Then you dump everything else in, bring to a simmer, and then go watch the game.
Wait! I almost forgot. You know, I was on my way to the couch when I remembered the beef. I had my Bettis jersey on and everything. Don’t forget the beef. Note: Do not sear the meat before you put it in. I did this once. Can you say shoe leather? This was our steak, and yes I chopped it into little bits.
If you want rice, you can start that at about the time the Brows fans start chanting “Brady Quinn! Brady Quinn!” At the two minute warning go chop the cilantro (my secret ingredient. Shhhh!) and stir that in.
You’ll know it’s done when:
At halftime everything is ready, go enjoy.
WARNING: This chili is extremely filling and possibly nap inducing. Beware eating this dish during an exciting game; you may fall asleep during the crucial last few minutes. Perhaps you should only make this when your team is playing the Cleveland Browns.
Mark’s Halftime Chili
1 sirloin steak, 1 1/2 pounds, cut into cubes
2 small onions (or 1 medium), diced
1/2 medium green bell pepper, coarsely chopped
1/2 medium red bell pepper, coarsely chopped
3 cloves garlic, minced
2 (15 oz) cans diced tomatoes, undrained
1 (15 oz) can red kidney beans, rinsed and drained
2 jalepeno peppers, diced fine
2 serrano peppers, diced fine
1 tablespoon chilli powder

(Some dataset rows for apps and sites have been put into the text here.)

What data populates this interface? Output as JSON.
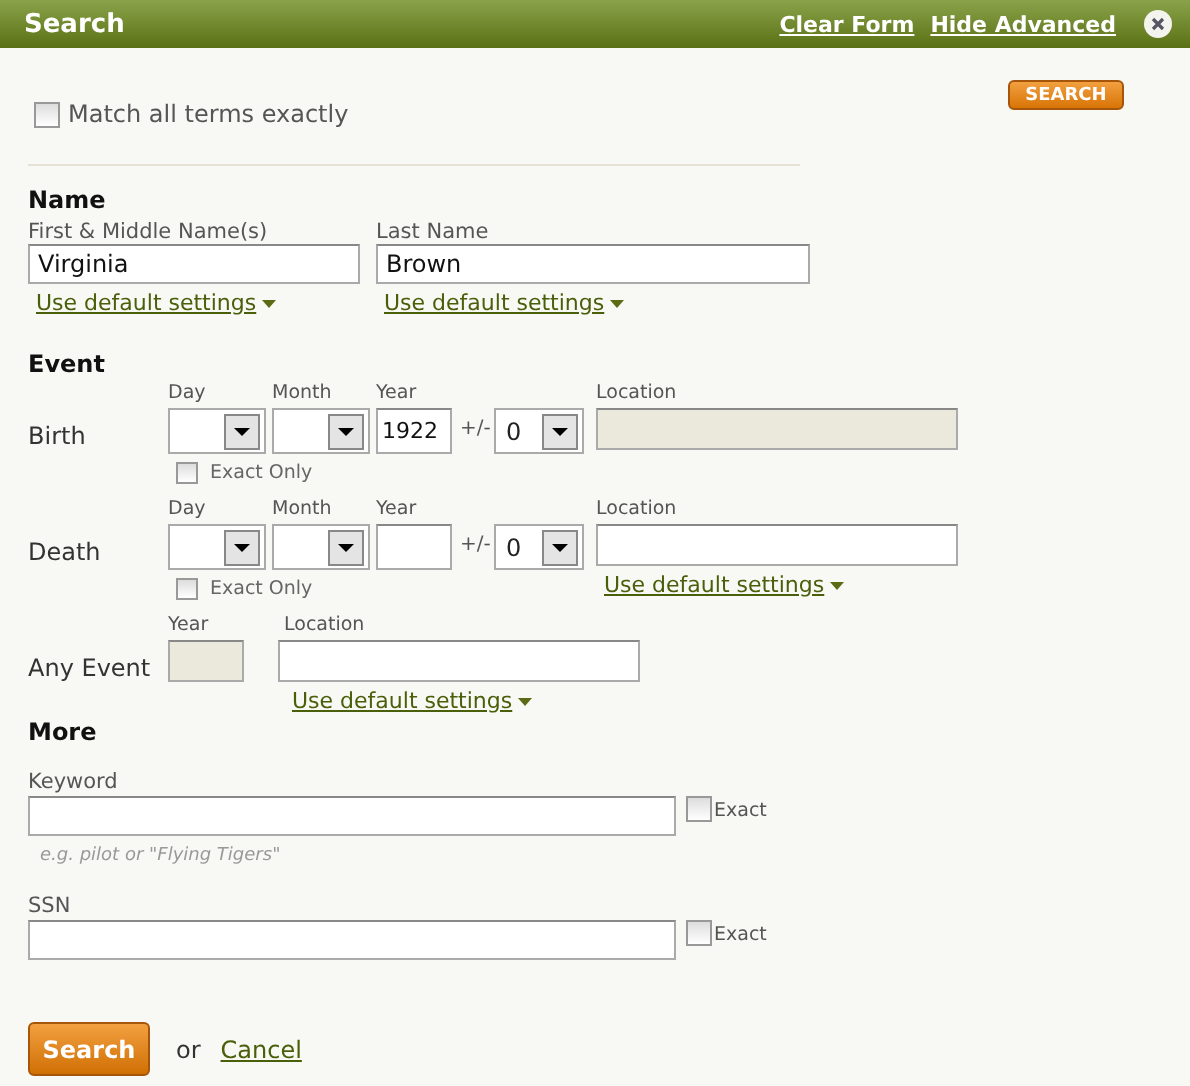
{
  "header": {
    "title": "Search",
    "links": [
      "Clear Form",
      "Hide Advanced"
    ]
  },
  "top_button": "SEARCH",
  "match_exact": {
    "label": "Match all terms exactly",
    "checked": false
  },
  "name": {
    "heading": "Name",
    "fields": [
      {
        "label": "First & Middle Name(s)",
        "value": "Virginia",
        "link": "Use default settings"
      },
      {
        "label": "Last Name",
        "value": "Brown",
        "link": "Use default settings"
      }
    ]
  },
  "event": {
    "heading": "Event",
    "rows": [
      {
        "kind": "date",
        "label": "Birth",
        "day_label": "Day",
        "month_label": "Month",
        "year_label": "Year",
        "year_value": "1922",
        "range_label": "+/-",
        "range_value": "0",
        "location_label": "Location",
        "location_disabled": true,
        "exact_only": {
          "label": "Exact Only",
          "checked": false
        }
      },
      {
        "kind": "date",
        "label": "Death",
        "day_label": "Day",
        "month_label": "Month",
        "year_label": "Year",
        "range_label": "+/-",
        "range_value": "0",
        "location_label": "Location",
        "location_disabled": false,
        "exact_only": {
          "label": "Exact Only",
          "checked": false
        },
        "link": "Use default settings"
      },
      {
        "kind": "simple",
        "label": "Any Event",
        "year_label": "Year",
        "year_disabled": true,
        "location_label": "Location",
        "link": "Use default settings"
      }
    ]
  },
  "more": {
    "heading": "More",
    "fields": [
      {
        "label": "Keyword",
        "hint": "e.g. pilot or \"Flying Tigers\"",
        "exact": {
          "label": "Exact",
          "checked": false
        }
      },
      {
        "label": "SSN",
        "exact": {
          "label": "Exact",
          "checked": false
        }
      }
    ]
  },
  "footer": {
    "button": "Search",
    "or": "or",
    "cancel": "Cancel"
  }
}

1 1/2 teaspoon cumin
chopped cilantro, to taste
1/2 teaspoon kosher salt
Heat some olive oil in a dutch oven. Add the onion, bell peppers, garlic, and kosher salt. Sweat. (And you will. It’s 90 degrees and you’re making chili.) Once they have given up their moisture, add everything else but the cilantro. Cover and simmer until halftime. At the two minute warning chop the cilantro and add it to the pot. At this time you can also put on the rice if you are so inclined.